Five years with the Pope of “incomplete thought”
A few days ago we celebrated the fifth anniversary of Pope Francis’ pontificate. There’s much that can be said about the man who has tacked the sails of Peter’s barque to catch the wind of the Spirit.
We might talk about his simple and creative methods of communication, rich in imagery and easy-to-remember neologisms, which reach out to all those who might be listening. We could look at his reform of the Church and the processes of transformation he’s set in motion – both in his official speeches and writings as well as in his manner of relating to people with humility, without pretense, as a pastor with the smell of his sheep. Or we might take into consideration the renewed weight of Vatican diplomacy on the international geopolitical stage. The angles through which we could look at his pontificate are many. Each facet has been explored by experts in greater detail then we can do here in the library of books and articles they’ve written.
That said, I believe that a feature of Francis’ papacy we could identify as uniting all these aspects – style of life, governance, preaching and methods of communication – into a harmonious whole is this: Ignatian Spirituality.

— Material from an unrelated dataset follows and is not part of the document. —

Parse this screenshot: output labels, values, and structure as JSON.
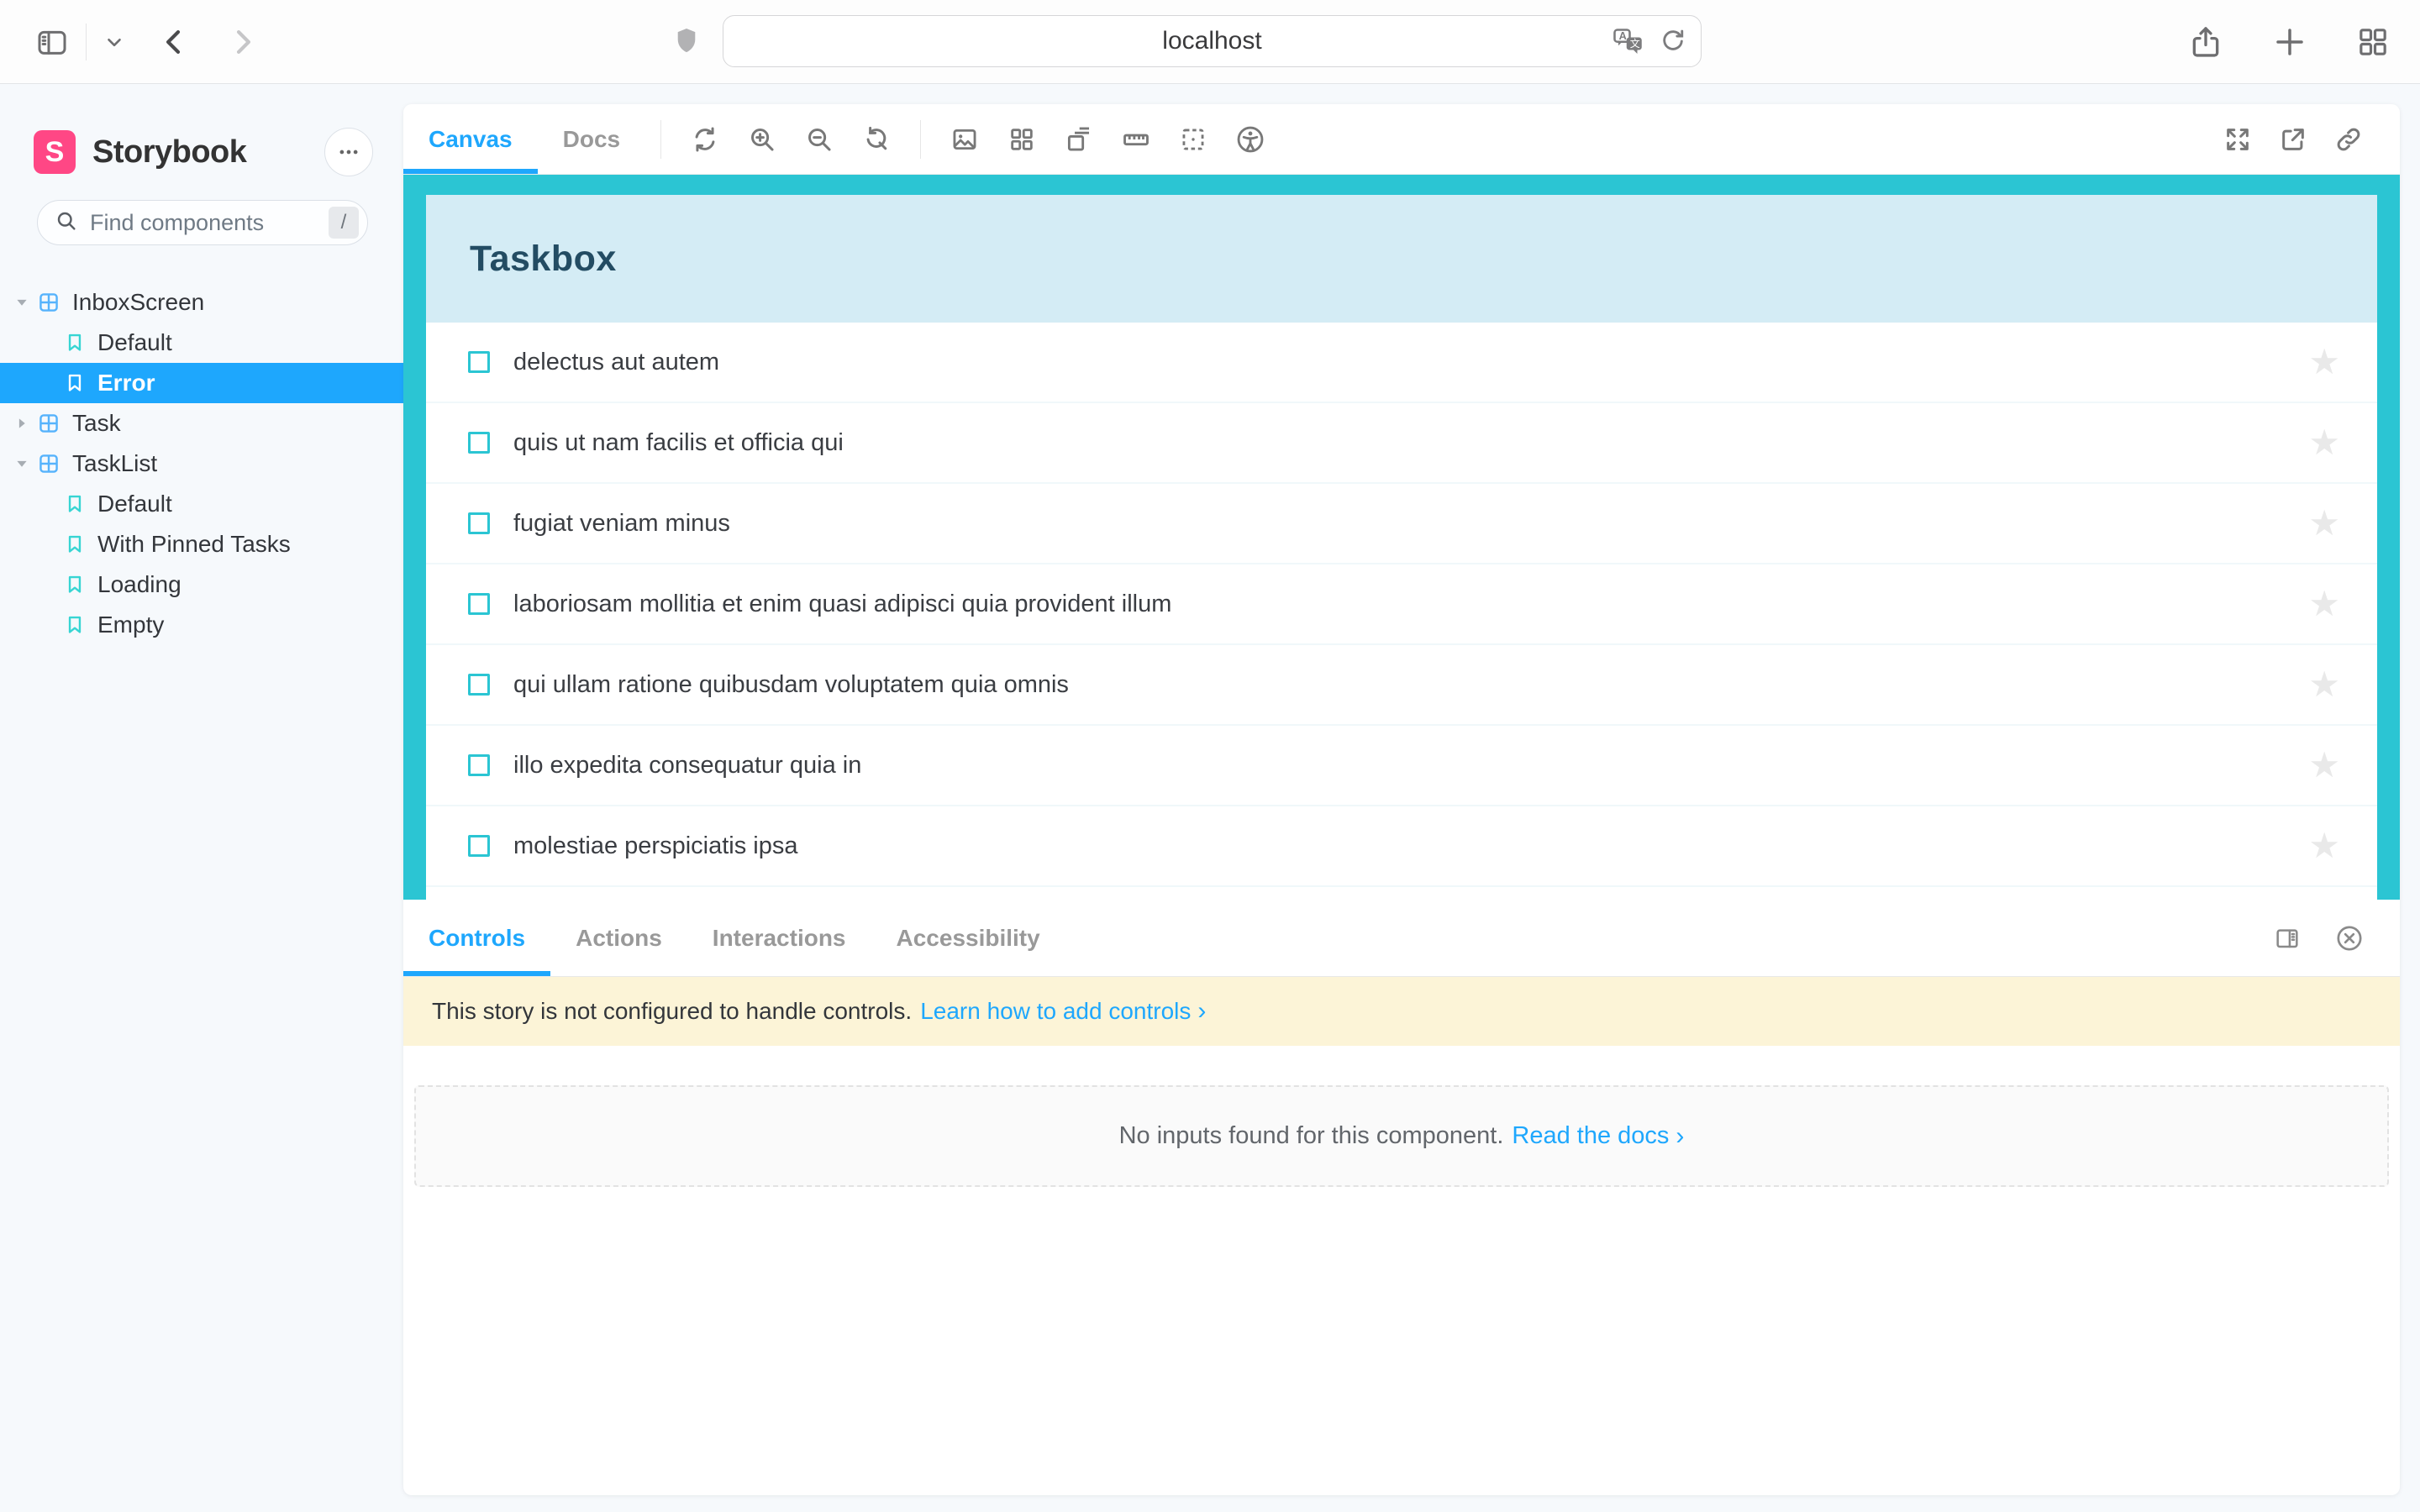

Before being elected the 266th successor of St. Peter, and before having been ordained a bishop, Jorge Mario Bergoglio was a Jesuit and, as a Jesuit, made his own the spirituality of St. Ignatius of Loyola.
At the beginning of his pontificate he frequently pointed out that the Jesuit must be a man of incomplete thought, of open thought. A man who must question himself constantly in order to seek for and find the will of God in the reality surrounding him – in a constant tension towards that which he might never fully comprehend or fully define. Such an attitude favours dialogue, encounter, coming out from one’s own comfort zone. The riches of Ignatian Spirituality offer us, among other things, three keys through which we can try and gain a better understanding of this man who came “from the other end of the earth”.
Beginning with the pre-supposition that man is fundamentally good, discernment is deeply concerned with life, society and the culture. This in turn derives from the conviction that God may be sought and found in all things. St. Ignatius of Loyola understood that by paying close attention to the interior movements our desires, projects, actions and interactions bring about within our hearts, it’s possible to begin to discern: that is, identify God’s voice among all the noise of daily life, allowing us to make good choices in freedom. Both “context” and “experience” are starting points in this process: this means that, for true discernment, a vision guided by faith yet never detached from lived experience is necessary. Francis has repeatedly underlined the fact that every choice he makes is the end result of a process of spiritual discernment. He has spoken at length about the importance of this tool, just as he did in this last video with his prayer intentions for the month of March.
A love for the peripheries is a typical trait of the Society of Jesus, something perfectly incarnated by Matteo Ricci, about whom we’ve already had a chance to say something. This Jesuit, a missionary in China, helped Christian thought enter into a relationship with Confucianism in a way that helped with the transmission of the Gospel to the Chinese, just as Christian thought had entered into dialogue with the predominant greco-roman culture of the first millennium.
Inculturation means overcoming the fear of otherness, becoming curious and attracted by it in creative ways, ready to know more about it and recognize what’s precious in it. It means being “more ready to save”, as we are told in §22 of the Spiritual Exercises of St. Ignatius: employing all one’s resources in order to seek the beautiful, the good and the true to be found in the life of our neighbor. The frontiers we’re talking about, in fact, aren’t only geographical but existential.
Francis’ style is profoundly influenced by this conviction, by his curiosity and openness towards his neighbour. This becomes very evident if we pay attention to his use of language and way of communicating. He meets his audience where they are, making himself their neighbour.
The centre of a Jesuit’s life is God: a God who doesn’t remain far away in the highest of heavens, but is present in the world, working among people as they go about their daily lives. Ignatian spirituality is a spirituality of creative and life-giving tensions. The Jesuit must learn to hold seemingly polar opposites in balance: by recognizing oneself a sinner called by God to be a companion of Jesus; being faithful to the message of the Gospel while creatively helping it find its place within native cultures; falling deeply in love with the work he’s been entrusted with while being ready to abandon it all and go wherever he’s sent; place all his trust in God while cultivating and using all his talents to the full; being faithful to history and open to the future. Francis often speaks about the need to live with a “restless heart” which continually seeks the “magis”, that “more” which seeks to work for the greater glory of God. All the polarities Jesuits are called to live find their origin and meaning in the deep desire for a profound union with God and service of neighbor, a desire which generates that constant tension in a Jesuit’s life: being a contemplative in action.
Francis comfortably inhabits these tensions in his exercise of the Petrine ministry and his openness to synodality, in his faithfulness to the tradition and his push for change. A tension which was already apparent that 13th March 2013, in that happy meeting between the words “habemus papam” and “good evening”.